Thailand

The Thailand-Australia Free Trade Agreement (TAFTA) entered into force on 1 January 2005.

The TAFTA has resulted in the elimination of over 94% of tariffs. All remaining tariffs will be phased to zero in:

  • 2020 – eg beef, pork, butter, cheese, sugar;
  • 2025 – eg skim milk powder and liquid milk and cream.

Since the TAFTA entered into force, two-way trade between Thailand and Australia has more than doubled. In particular, two-way trade in agriculture, processed food and beverages, mining and automotive products has increased most significantly.

Two-way trade in goods and services totalled $18.4 billion in 2012, $19.5 billion in 2013 and $18.8 billion in 2014.

In addition to the TAFTA, exports to Thailand are also covered by the ASEAN-Australia-New Zealand Free Trade Agreement which entered into force on 1 January 2010.

For detailed FTA information, please visit: http://dfat.gov.au/trade/agreements/tafta/Pages/thailand-australia-fta.aspx

Date in force

  • 1 January 2005

Direct benefits

Elimination of over 94% of tariffs, and scheduled elimination of the remainder of tariffs in 2020 and 2025. Some tariffs were previously 200%.

Below you will find a way to look up the tariffs associated with a SELECTION of popular Australian exports. PLEASE NOTE: this is not a tariff calculator OR an exhaustive list.

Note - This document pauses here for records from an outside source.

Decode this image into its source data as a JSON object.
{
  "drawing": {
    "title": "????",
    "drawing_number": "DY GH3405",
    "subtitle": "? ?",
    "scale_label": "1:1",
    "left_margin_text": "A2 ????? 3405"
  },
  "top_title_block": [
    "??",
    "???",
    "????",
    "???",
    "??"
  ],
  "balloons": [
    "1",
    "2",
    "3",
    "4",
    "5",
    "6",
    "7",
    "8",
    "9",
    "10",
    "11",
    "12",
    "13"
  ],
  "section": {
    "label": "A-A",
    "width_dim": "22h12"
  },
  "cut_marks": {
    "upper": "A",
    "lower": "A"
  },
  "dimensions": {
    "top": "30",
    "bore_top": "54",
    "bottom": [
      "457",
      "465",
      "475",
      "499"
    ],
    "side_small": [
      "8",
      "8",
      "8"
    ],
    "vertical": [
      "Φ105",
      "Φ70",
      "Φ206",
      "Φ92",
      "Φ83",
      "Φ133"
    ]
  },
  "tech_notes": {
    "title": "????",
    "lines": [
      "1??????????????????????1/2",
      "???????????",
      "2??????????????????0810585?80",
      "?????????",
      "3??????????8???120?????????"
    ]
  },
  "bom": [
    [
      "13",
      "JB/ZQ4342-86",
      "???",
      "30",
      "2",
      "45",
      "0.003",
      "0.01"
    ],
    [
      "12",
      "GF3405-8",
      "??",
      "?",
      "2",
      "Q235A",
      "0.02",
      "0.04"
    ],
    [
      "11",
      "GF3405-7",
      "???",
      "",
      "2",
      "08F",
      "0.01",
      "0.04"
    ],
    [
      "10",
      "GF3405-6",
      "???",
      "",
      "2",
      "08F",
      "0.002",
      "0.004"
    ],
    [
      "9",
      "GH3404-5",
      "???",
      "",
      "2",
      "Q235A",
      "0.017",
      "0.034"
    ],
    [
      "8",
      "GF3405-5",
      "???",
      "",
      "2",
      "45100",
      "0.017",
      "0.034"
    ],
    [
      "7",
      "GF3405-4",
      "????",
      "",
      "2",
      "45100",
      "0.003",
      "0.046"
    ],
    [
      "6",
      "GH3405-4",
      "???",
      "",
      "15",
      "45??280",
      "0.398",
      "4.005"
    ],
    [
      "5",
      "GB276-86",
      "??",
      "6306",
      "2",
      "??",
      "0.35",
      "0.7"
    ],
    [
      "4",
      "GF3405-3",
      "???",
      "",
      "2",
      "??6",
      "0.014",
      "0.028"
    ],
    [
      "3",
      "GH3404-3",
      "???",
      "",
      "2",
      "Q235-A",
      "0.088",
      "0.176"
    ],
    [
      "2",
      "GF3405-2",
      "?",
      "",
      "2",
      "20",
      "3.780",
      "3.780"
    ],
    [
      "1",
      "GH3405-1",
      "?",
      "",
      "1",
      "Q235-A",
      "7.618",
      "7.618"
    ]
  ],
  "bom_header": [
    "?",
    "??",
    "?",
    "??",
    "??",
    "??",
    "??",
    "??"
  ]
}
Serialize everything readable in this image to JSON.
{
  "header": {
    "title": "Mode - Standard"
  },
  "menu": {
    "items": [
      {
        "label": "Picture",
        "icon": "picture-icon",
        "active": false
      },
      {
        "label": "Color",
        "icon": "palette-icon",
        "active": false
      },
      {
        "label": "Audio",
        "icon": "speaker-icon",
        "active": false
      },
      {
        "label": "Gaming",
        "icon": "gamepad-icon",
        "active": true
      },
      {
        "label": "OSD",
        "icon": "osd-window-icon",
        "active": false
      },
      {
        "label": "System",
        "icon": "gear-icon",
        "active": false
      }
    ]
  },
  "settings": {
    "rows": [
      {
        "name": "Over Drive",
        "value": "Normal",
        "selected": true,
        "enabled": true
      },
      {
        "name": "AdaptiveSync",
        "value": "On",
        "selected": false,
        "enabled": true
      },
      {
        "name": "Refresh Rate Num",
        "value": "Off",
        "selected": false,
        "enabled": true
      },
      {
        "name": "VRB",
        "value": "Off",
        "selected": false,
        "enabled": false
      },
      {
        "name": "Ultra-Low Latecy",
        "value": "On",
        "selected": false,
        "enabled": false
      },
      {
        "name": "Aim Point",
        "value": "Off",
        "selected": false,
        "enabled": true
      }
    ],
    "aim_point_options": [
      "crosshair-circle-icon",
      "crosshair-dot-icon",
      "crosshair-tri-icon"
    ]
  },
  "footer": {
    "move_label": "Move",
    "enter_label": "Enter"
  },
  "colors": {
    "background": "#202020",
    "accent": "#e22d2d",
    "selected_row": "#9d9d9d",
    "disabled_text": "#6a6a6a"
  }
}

We recommend obtaining professional advice for products not listed here.

Indirect benefits

Open services and investment regimes.

Relaxation of visa and work permit regulations.

Reduction of limits on Australian ownership of Thai companies.

Certificate of Origin

Tariff concessions on Australian exports under the TAFTA are available to goods that "originate" in Australia or Australia and Thailand.

Goods must be either wholly obtained in Australia, produced in Australia from originating materials, or produced in Thailand and Australia from non-originating materials, or a combination of originating and non-originating materials. Origin must be evidenced by a certificate of origin.

The non-originating materials must have undergone a change in tariff classification.

Some goods must meet the minimum regional value content.

Doing business with Thailand

There are many things to consider before embarking upon an export journey. Doing business with Thailand presents some unique challenges, but there are a number of key areas to consider before doing any international business.

The areas to consider are:

Business activities and risks

  • Location
  • Legal Structure
  • Direct tax
  • Funding
  • Repatriation of profits
  • Transfer pricing
  • Withholding tax
  • Indirect tax
  • Staffing

For a full checklist that will put you on the right path to doing business in Thailand, click HERE.

Want to know more? Visit the Export Council of Australia’s website.